Same way I did in 2010, I was planning on writing a short epilogue to conclude the Asia trip. However, after reaching Los Angeles, I was swamped with work and had no time to acquire writing inspiration for one month. After that, I was unwilling to blog since doing so would have made me sad for being stuck in the same city with no real prospect of returning to adventure for months/years.
Fortunately, today we are once again travelling, and I am in the mood to blog!
Palomina carried us 25,070km
We used other two wheelers to ride another 800km
We rode 3,350km in train (Lao Cai -> Hanoi, Calcutta -> Bombay, Yazd -> Bandar Abbas)
Flew 4,590km (Bangkok -> Kathmandu, Delhi -> Shiraz)
Roughly 1,000km by bus here and there
Total over 34,800km in 7.5 months
While this trip was far less than the Latin American 2010 trip in terms of adventure and scenery, it was way better on a cultural level. So many traditions! Such a wide variety of religions, life styles, languages. So different architectural marvels! Too much to absorb in only 7 months, but enough to remember the rest of our lives!
In Bucharest we sold Palomina 🙁 we had to part ways with our great companion because it was unfeasible economically to ship it back to USA. Furthermore, having it registered in Romania would have been costly so, unfortunately, she ended up being parted out and we got 1250EUR for it, 80% of what I paid 3 years before 🙂
We sold it thinking of the new F800GS of course, a fresh bike with better capabilities for the upcoming Africa adventure (I hope!).
That being said, we decided to change the mean of locomotion for the next few trips. No matter how great motorcycle riding might be, it is still worth trying boat, train, bicycle, aircraft touring and so on. So, I will continue updating this blog with trip reports from random destinations in the seven continents!
Special thanks go to:
1. my wife – Laura – for being such a great companion
2. my sister – Irina – for her strategic support by taking good care of my business for such a long time
3. my father – Cristian – for tactical support
4. all great people of Asia who helped us in so many ways
Thanks for reading!
The word on the street is Palomina might be in Iran on the 18th. But, as a tour guide in Peru taught us, “everything is possible but nothing is certain”. So we shall see. In the meantime, we are chilling in Toodeshk, a former camel trading post on the silk road in central Iranian desert.
When you see the flotation device on the screen of the laptop you know something is not right. Finally, after 3 years and 5 months since last Windows install, it happened: our beloved computer got sick in India (like we also did). A few days ago I decided to attempt a disinfection. But the kernel was badly affected so it wouldn’t boot at all. Fortunately, the built-in recovery system helped me backup the data on removable media and then I restored the hard drive to the factory state. Mission accomplished!

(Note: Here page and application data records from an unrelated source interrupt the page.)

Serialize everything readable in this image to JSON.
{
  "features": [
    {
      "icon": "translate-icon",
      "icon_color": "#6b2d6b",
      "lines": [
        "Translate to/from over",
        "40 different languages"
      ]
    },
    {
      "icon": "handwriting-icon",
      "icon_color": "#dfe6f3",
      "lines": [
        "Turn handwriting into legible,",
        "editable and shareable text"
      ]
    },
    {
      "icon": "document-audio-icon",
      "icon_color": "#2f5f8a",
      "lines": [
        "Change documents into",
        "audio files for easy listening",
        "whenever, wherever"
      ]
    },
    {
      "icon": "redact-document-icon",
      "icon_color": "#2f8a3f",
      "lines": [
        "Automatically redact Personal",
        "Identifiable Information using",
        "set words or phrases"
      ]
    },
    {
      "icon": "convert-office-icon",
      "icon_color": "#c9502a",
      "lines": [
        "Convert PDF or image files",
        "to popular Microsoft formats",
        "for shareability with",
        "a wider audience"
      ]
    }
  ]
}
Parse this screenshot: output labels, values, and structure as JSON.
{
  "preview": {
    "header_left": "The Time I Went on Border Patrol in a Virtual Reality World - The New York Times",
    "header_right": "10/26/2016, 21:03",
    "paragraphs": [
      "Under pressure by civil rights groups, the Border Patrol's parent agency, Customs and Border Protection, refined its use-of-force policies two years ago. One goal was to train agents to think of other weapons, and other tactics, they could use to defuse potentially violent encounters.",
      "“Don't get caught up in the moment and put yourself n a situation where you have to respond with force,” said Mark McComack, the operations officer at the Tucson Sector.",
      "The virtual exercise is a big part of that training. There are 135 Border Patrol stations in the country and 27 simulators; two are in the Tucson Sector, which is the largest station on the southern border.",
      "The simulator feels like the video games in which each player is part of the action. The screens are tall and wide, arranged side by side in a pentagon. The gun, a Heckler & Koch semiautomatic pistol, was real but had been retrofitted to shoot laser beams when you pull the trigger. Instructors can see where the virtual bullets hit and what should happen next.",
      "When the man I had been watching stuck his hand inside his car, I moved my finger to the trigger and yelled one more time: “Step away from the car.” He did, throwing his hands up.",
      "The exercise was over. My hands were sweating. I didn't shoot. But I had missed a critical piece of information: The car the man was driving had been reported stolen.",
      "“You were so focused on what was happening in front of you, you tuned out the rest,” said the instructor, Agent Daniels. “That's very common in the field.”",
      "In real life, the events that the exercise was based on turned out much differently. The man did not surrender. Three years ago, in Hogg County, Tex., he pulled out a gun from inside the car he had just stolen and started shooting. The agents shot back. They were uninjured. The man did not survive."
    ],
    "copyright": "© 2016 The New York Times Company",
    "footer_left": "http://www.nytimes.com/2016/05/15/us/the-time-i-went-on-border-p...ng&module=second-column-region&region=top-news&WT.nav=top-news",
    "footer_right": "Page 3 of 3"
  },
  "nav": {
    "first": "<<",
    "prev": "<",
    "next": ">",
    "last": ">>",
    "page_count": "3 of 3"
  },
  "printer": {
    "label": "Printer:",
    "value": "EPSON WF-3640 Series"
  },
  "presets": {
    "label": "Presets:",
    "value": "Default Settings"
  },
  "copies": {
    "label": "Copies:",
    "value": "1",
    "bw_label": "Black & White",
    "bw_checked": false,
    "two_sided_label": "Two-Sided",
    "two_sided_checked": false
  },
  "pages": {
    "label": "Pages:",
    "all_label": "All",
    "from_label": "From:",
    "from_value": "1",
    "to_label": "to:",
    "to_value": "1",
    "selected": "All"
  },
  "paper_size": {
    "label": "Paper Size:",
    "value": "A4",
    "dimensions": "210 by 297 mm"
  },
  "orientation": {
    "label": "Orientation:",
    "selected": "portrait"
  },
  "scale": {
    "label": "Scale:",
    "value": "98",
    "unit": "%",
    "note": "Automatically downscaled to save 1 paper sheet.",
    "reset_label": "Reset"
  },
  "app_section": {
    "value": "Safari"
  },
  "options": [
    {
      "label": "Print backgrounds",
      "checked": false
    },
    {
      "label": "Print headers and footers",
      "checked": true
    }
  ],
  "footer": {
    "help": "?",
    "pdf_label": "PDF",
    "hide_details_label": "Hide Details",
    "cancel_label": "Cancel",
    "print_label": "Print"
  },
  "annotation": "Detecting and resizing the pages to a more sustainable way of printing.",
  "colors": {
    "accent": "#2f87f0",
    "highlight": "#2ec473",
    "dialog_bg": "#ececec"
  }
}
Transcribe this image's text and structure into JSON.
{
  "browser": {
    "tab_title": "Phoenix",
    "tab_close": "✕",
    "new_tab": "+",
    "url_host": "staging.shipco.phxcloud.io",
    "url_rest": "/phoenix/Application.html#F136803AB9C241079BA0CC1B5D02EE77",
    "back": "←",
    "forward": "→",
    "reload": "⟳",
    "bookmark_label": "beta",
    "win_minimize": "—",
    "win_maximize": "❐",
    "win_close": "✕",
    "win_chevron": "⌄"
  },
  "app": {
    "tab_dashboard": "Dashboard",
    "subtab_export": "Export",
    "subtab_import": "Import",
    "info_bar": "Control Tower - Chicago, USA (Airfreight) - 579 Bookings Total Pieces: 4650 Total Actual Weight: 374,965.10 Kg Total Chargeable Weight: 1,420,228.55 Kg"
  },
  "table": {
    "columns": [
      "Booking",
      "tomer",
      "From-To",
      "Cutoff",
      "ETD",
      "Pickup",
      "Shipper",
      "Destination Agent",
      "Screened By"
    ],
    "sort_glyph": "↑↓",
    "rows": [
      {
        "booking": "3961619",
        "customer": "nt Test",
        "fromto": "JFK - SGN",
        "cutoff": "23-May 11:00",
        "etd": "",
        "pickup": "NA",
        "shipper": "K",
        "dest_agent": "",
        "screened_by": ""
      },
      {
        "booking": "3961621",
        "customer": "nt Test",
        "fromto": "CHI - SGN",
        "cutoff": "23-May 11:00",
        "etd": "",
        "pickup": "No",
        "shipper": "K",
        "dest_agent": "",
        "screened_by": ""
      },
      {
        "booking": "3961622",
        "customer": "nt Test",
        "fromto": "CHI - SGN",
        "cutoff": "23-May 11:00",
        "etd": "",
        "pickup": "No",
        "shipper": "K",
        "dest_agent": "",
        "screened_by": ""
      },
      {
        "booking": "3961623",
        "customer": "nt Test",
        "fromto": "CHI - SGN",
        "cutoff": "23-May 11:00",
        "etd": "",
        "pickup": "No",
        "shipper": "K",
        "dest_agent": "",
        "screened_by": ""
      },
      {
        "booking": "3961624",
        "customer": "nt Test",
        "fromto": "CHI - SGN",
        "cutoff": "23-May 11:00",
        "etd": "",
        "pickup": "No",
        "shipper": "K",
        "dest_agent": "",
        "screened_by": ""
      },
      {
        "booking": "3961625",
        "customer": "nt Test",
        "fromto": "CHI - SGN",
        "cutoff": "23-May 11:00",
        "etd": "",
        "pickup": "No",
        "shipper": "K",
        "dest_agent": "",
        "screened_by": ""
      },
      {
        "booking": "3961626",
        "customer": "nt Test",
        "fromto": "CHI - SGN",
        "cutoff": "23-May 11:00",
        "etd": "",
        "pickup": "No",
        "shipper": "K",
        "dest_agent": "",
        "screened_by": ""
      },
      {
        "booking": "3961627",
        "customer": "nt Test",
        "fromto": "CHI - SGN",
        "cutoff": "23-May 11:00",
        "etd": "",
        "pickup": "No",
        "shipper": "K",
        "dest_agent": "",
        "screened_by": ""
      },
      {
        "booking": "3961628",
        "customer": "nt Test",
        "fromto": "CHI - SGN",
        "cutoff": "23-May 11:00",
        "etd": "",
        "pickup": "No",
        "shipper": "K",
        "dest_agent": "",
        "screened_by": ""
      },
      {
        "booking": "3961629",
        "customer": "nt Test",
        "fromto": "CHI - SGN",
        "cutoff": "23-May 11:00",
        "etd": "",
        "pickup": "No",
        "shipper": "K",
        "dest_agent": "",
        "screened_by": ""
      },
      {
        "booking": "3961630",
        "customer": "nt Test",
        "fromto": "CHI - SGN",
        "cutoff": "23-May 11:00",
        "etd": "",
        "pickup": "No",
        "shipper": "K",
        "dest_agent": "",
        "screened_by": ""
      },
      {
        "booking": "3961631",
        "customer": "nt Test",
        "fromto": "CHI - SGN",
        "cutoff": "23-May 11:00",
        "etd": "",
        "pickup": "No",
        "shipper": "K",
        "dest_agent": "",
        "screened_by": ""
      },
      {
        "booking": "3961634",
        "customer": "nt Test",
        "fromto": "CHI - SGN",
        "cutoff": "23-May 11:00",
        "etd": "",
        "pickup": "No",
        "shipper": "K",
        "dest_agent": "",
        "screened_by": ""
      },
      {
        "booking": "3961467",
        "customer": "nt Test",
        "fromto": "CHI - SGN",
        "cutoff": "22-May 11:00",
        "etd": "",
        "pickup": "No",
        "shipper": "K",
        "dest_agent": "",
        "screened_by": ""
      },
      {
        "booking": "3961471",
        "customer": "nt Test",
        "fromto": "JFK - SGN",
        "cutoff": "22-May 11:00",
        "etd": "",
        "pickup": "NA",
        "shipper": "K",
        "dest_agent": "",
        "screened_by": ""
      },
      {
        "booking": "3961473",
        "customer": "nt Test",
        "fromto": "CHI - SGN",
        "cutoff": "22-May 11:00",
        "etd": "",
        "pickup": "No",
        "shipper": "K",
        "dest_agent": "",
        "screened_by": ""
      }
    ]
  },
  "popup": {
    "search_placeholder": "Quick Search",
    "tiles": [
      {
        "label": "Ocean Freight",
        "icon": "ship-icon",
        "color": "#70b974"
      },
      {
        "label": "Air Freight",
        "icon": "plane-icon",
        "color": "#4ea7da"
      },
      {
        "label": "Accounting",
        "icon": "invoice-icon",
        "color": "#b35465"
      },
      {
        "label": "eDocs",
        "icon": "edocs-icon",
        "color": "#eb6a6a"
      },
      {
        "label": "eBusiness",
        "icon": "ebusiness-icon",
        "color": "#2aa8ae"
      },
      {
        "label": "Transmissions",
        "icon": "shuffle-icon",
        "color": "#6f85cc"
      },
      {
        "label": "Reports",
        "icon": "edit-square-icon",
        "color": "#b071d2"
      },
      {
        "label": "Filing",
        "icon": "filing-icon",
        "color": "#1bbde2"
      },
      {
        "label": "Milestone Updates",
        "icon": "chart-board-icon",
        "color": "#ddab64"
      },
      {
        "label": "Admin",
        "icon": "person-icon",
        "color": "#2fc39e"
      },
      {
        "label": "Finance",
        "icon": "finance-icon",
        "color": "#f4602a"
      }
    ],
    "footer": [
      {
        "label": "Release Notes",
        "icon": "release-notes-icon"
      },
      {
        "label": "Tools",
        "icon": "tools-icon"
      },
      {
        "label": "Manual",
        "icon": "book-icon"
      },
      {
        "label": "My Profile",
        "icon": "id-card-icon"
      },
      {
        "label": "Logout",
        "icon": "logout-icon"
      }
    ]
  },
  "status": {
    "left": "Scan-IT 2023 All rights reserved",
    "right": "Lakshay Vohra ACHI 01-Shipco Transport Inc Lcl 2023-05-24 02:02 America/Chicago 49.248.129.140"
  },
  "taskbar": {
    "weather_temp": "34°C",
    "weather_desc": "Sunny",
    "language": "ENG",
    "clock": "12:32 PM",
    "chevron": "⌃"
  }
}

What is unusual about this computer is its toughness. You can see the metal frame since the plastic is already ground at the corners. It got covered with mud in Argentina, in dust in Atacama, got wet and dropped on cement countles times! It accompanied us in more than 30 countries on 4 continents. Neither the extreme heat of Mexico, the humidity of Vietnam or the rough roads of Brazil managed to break it and it still works without fault, 9 years since the manufacturing and 6 years since we purchased it.
So after removing the viral infection I was truly happy our Thinkpad X40 didn’t go the way the rest of our electronics (camera, gps, intercom etc) went!
Guess I was over confident in Palomina’s self healing capabilities. That’s why I added tap water to the cooling system every time it needed topping. After some time, the minerals and other impurities in that kind of water ground the shaft to the extend that it started leaking. So I had to spend one afternoon replacing it. Biggest problem was keeping the bystanders away, which suddenly became wannabe mechanics.